Collected data:

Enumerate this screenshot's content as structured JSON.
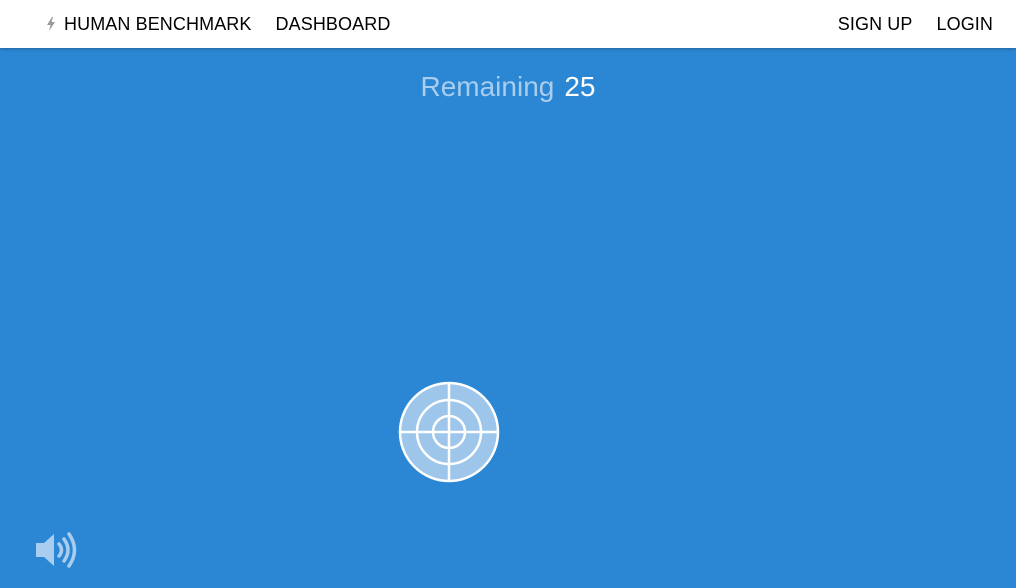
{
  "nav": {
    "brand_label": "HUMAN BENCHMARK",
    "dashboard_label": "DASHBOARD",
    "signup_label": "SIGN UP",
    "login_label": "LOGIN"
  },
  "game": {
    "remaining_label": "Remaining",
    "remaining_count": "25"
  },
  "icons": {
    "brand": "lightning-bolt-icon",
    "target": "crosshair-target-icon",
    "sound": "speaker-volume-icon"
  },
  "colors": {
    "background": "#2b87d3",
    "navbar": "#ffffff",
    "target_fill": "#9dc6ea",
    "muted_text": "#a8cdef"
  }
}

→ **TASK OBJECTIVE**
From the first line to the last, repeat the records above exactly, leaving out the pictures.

→ **SOLUTION TO THIS PROBLEM**
Enumerate this screenshot's content as structured JSON.
{
  "nav": {
    "brand_label": "HUMAN BENCHMARK",
    "dashboard_label": "DASHBOARD",
    "signup_label": "SIGN UP",
    "login_label": "LOGIN"
  },
  "game": {
    "remaining_label": "Remaining",
    "remaining_count": "25"
  },
  "icons": {
    "brand": "lightning-bolt-icon",
    "target": "crosshair-target-icon",
    "sound": "speaker-volume-icon"
  },
  "colors": {
    "background": "#2b87d3",
    "navbar": "#ffffff",
    "target_fill": "#9dc6ea",
    "muted_text": "#a8cdef"
  }
}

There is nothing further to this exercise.